Please set down every entry from the listing below, word for word.

> **Study material**:
--- START ---

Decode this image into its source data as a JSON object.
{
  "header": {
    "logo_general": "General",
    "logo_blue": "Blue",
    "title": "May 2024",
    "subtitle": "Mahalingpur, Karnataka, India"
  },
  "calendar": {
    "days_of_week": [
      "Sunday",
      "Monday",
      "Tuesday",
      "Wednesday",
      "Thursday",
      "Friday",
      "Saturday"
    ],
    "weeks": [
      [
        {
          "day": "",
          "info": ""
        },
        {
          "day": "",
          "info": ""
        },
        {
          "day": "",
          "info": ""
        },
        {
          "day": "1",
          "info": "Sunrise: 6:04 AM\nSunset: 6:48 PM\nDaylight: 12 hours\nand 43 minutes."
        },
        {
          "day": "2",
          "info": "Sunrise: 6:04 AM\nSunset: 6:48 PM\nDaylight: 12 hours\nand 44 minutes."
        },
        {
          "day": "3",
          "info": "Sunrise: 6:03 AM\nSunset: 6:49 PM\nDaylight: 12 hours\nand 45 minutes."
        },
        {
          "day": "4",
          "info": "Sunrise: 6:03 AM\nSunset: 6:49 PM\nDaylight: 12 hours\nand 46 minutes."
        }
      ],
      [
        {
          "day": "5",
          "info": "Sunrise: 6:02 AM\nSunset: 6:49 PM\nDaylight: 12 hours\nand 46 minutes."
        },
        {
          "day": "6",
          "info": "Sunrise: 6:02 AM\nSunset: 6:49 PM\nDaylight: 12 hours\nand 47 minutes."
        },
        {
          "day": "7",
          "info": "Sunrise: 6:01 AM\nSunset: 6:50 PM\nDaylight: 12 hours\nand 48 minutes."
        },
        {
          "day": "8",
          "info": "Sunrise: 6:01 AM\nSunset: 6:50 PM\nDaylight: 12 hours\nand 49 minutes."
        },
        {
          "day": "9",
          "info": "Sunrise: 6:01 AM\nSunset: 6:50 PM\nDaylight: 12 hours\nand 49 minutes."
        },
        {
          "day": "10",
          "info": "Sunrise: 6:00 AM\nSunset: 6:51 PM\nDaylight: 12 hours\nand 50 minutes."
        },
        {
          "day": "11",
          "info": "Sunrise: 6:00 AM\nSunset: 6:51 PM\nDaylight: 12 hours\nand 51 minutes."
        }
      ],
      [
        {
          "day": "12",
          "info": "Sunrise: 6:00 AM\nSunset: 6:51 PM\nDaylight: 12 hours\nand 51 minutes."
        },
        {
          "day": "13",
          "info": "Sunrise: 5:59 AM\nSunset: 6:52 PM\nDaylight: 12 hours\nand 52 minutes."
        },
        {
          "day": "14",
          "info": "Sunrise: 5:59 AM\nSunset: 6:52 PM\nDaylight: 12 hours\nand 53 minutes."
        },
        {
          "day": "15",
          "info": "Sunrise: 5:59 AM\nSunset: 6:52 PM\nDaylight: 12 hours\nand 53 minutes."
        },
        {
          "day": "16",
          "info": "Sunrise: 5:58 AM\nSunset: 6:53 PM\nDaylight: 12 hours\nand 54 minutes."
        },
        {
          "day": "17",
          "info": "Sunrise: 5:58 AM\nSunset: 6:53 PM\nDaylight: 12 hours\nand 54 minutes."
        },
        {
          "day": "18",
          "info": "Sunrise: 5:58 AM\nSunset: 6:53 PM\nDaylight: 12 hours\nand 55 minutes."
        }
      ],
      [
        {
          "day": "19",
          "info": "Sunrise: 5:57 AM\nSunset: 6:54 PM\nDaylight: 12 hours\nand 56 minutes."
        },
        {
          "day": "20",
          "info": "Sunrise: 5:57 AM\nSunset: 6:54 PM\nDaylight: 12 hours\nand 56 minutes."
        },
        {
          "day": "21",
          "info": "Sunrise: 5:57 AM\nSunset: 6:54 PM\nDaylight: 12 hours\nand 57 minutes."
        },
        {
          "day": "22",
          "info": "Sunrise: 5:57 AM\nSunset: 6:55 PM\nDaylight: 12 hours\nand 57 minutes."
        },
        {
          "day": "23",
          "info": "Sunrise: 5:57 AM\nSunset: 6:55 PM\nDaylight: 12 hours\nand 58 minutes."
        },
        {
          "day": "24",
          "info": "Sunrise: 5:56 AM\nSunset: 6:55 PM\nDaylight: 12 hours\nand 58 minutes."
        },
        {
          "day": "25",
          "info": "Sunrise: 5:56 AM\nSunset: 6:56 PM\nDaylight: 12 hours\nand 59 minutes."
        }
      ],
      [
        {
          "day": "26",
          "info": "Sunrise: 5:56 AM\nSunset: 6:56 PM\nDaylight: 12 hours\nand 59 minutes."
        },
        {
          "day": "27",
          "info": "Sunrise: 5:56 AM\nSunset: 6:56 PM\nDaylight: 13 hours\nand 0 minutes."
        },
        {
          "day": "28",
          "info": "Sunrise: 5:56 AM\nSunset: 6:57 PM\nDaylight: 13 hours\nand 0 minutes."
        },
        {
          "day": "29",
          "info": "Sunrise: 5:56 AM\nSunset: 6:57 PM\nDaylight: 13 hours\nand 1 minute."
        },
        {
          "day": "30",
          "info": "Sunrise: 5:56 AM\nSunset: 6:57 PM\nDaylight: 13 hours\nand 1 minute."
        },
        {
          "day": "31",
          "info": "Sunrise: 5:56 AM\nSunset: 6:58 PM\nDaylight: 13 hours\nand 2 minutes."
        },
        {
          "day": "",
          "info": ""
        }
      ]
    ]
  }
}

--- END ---

> **Reply**:
Decode this image into its source data as a JSON object.
{
  "header": {
    "logo_general": "General",
    "logo_blue": "Blue",
    "title": "May 2024",
    "subtitle": "Mahalingpur, Karnataka, India"
  },
  "calendar": {
    "days_of_week": [
      "Sunday",
      "Monday",
      "Tuesday",
      "Wednesday",
      "Thursday",
      "Friday",
      "Saturday"
    ],
    "weeks": [
      [
        {
          "day": "",
          "info": ""
        },
        {
          "day": "",
          "info": ""
        },
        {
          "day": "",
          "info": ""
        },
        {
          "day": "1",
          "info": "Sunrise: 6:04 AM\nSunset: 6:48 PM\nDaylight: 12 hours\nand 43 minutes."
        },
        {
          "day": "2",
          "info": "Sunrise: 6:04 AM\nSunset: 6:48 PM\nDaylight: 12 hours\nand 44 minutes."
        },
        {
          "day": "3",
          "info": "Sunrise: 6:03 AM\nSunset: 6:49 PM\nDaylight: 12 hours\nand 45 minutes."
        },
        {
          "day": "4",
          "info": "Sunrise: 6:03 AM\nSunset: 6:49 PM\nDaylight: 12 hours\nand 46 minutes."
        }
      ],
      [
        {
          "day": "5",
          "info": "Sunrise: 6:02 AM\nSunset: 6:49 PM\nDaylight: 12 hours\nand 46 minutes."
        },
        {
          "day": "6",
          "info": "Sunrise: 6:02 AM\nSunset: 6:49 PM\nDaylight: 12 hours\nand 47 minutes."
        },
        {
          "day": "7",
          "info": "Sunrise: 6:01 AM\nSunset: 6:50 PM\nDaylight: 12 hours\nand 48 minutes."
        },
        {
          "day": "8",
          "info": "Sunrise: 6:01 AM\nSunset: 6:50 PM\nDaylight: 12 hours\nand 49 minutes."
        },
        {
          "day": "9",
          "info": "Sunrise: 6:01 AM\nSunset: 6:50 PM\nDaylight: 12 hours\nand 49 minutes."
        },
        {
          "day": "10",
          "info": "Sunrise: 6:00 AM\nSunset: 6:51 PM\nDaylight: 12 hours\nand 50 minutes."
        },
        {
          "day": "11",
          "info": "Sunrise: 6:00 AM\nSunset: 6:51 PM\nDaylight: 12 hours\nand 51 minutes."
        }
      ],
      [
        {
          "day": "12",
          "info": "Sunrise: 6:00 AM\nSunset: 6:51 PM\nDaylight: 12 hours\nand 51 minutes."
        },
        {
          "day": "13",
          "info": "Sunrise: 5:59 AM\nSunset: 6:52 PM\nDaylight: 12 hours\nand 52 minutes."
        },
        {
          "day": "14",
          "info": "Sunrise: 5:59 AM\nSunset: 6:52 PM\nDaylight: 12 hours\nand 53 minutes."
        },
        {
          "day": "15",
          "info": "Sunrise: 5:59 AM\nSunset: 6:52 PM\nDaylight: 12 hours\nand 53 minutes."
        },
        {
          "day": "16",
          "info": "Sunrise: 5:58 AM\nSunset: 6:53 PM\nDaylight: 12 hours\nand 54 minutes."
        },
        {
          "day": "17",
          "info": "Sunrise: 5:58 AM\nSunset: 6:53 PM\nDaylight: 12 hours\nand 54 minutes."
        },
        {
          "day": "18",
          "info": "Sunrise: 5:58 AM\nSunset: 6:53 PM\nDaylight: 12 hours\nand 55 minutes."
        }
      ],
      [
        {
          "day": "19",
          "info": "Sunrise: 5:57 AM\nSunset: 6:54 PM\nDaylight: 12 hours\nand 56 minutes."
        },
        {
          "day": "20",
          "info": "Sunrise: 5:57 AM\nSunset: 6:54 PM\nDaylight: 12 hours\nand 56 minutes."
        },
        {
          "day": "21",
          "info": "Sunrise: 5:57 AM\nSunset: 6:54 PM\nDaylight: 12 hours\nand 57 minutes."
        },
        {
          "day": "22",
          "info": "Sunrise: 5:57 AM\nSunset: 6:55 PM\nDaylight: 12 hours\nand 57 minutes."
        },
        {
          "day": "23",
          "info": "Sunrise: 5:57 AM\nSunset: 6:55 PM\nDaylight: 12 hours\nand 58 minutes."
        },
        {
          "day": "24",
          "info": "Sunrise: 5:56 AM\nSunset: 6:55 PM\nDaylight: 12 hours\nand 58 minutes."
        },
        {
          "day": "25",
          "info": "Sunrise: 5:56 AM\nSunset: 6:56 PM\nDaylight: 12 hours\nand 59 minutes."
        }
      ],
      [
        {
          "day": "26",
          "info": "Sunrise: 5:56 AM\nSunset: 6:56 PM\nDaylight: 12 hours\nand 59 minutes."
        },
        {
          "day": "27",
          "info": "Sunrise: 5:56 AM\nSunset: 6:56 PM\nDaylight: 13 hours\nand 0 minutes."
        },
        {
          "day": "28",
          "info": "Sunrise: 5:56 AM\nSunset: 6:57 PM\nDaylight: 13 hours\nand 0 minutes."
        },
        {
          "day": "29",
          "info": "Sunrise: 5:56 AM\nSunset: 6:57 PM\nDaylight: 13 hours\nand 1 minute."
        },
        {
          "day": "30",
          "info": "Sunrise: 5:56 AM\nSunset: 6:57 PM\nDaylight: 13 hours\nand 1 minute."
        },
        {
          "day": "31",
          "info": "Sunrise: 5:56 AM\nSunset: 6:58 PM\nDaylight: 13 hours\nand 2 minutes."
        },
        {
          "day": "",
          "info": ""
        }
      ]
    ]
  }
}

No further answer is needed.